Bettega fondly recalls Brady shaking all the hands of his team-mates before a friendly. A simple act, but one that Bettega and the other Italians in the squad had not seen before; it further helped integrate Brady at the Stadio Comunale Vitorio Pozzo. Trapattoni was acutely aware of Brady’s importance too.

He said of the Irishman: “There is no doubt about it he played a really decisive role. We may have had seven or eight players in the Italian squad but it was Brady who brought experience and personality to the side. He was vital, not only was he the teams main goal scorer for two seasons but he was the chief playmaker too.”

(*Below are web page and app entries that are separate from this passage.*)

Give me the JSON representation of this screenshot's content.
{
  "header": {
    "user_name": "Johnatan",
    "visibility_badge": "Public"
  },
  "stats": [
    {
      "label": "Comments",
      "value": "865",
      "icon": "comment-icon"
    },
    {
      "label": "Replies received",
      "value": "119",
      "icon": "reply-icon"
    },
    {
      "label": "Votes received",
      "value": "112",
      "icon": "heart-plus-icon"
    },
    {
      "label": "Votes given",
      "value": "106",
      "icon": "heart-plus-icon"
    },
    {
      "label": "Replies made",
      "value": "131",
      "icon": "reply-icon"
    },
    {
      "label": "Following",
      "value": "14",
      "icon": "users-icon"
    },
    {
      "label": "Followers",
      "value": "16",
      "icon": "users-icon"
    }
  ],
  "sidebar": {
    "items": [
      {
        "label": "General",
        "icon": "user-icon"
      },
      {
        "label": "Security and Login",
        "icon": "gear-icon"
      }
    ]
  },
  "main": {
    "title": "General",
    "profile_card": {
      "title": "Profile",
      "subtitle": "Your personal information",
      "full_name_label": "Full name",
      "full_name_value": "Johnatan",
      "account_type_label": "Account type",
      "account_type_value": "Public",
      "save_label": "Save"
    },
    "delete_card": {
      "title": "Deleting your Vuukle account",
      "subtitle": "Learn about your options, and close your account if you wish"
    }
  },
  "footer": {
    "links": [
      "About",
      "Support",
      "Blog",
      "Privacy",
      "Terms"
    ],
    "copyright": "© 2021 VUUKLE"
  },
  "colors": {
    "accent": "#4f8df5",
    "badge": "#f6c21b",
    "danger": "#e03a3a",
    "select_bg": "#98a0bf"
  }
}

Brady would ultimately miss out on much of the club’s glories, both in Italy and Europe, which would arrive over the following four years. The Bianconeri completed their collection of European honours and were regarded as one of the best club sides in world football.

With rules in place that prevented Italian clubs from having more than three foreign players in their squad, Brady was the fall guy in 1982 when Platini joined. Despite this fact he went out in typical – and here is that term again – match winning style. The run-in for the 1982 scudetto had pitted Juventus against Fiorentina all the way until the final day. With Juventus needing to win against Catanzaro and the scores tied they won a penalty. Step forward Brady. The ball went one way and the keeper the other; 1-0, and Juventus were champions.

Brady had been told of his departure with three games remaining in the league and had again found his finest form when it was most needed. To the rather misplaced surprise of many Italians at the time, Brady had done right by the club who felt he was no longer needed. It was typical of the man and typical of Brady as a player.

Platini went onto win the Ballon d’Or on three occasions and score the winning penalty as Juventus collected their first ever European Cup in 1985. While the Frenchman is idolised in Turin it is worth noting the special place the man he replaced holds in the Juventus fan’s hearts.

Content with life in Italy Brady had stints at Sampdoria, Inter Milan and Ascoli after leaving Juventus and finished his career back in London with West Ham United. After experiencing relegation with the Hammers, the first major failure of his playing career, he played his final professional game against Wolverhampton Wanderers on May 5, 1990.

How did Brady close the book on his glittering career? With a goal in a 4-0 win, of course. It just wouldn’t be Liam Brady if he failed to rise to the occasion.

By Harry Gray. Follow @Hgray55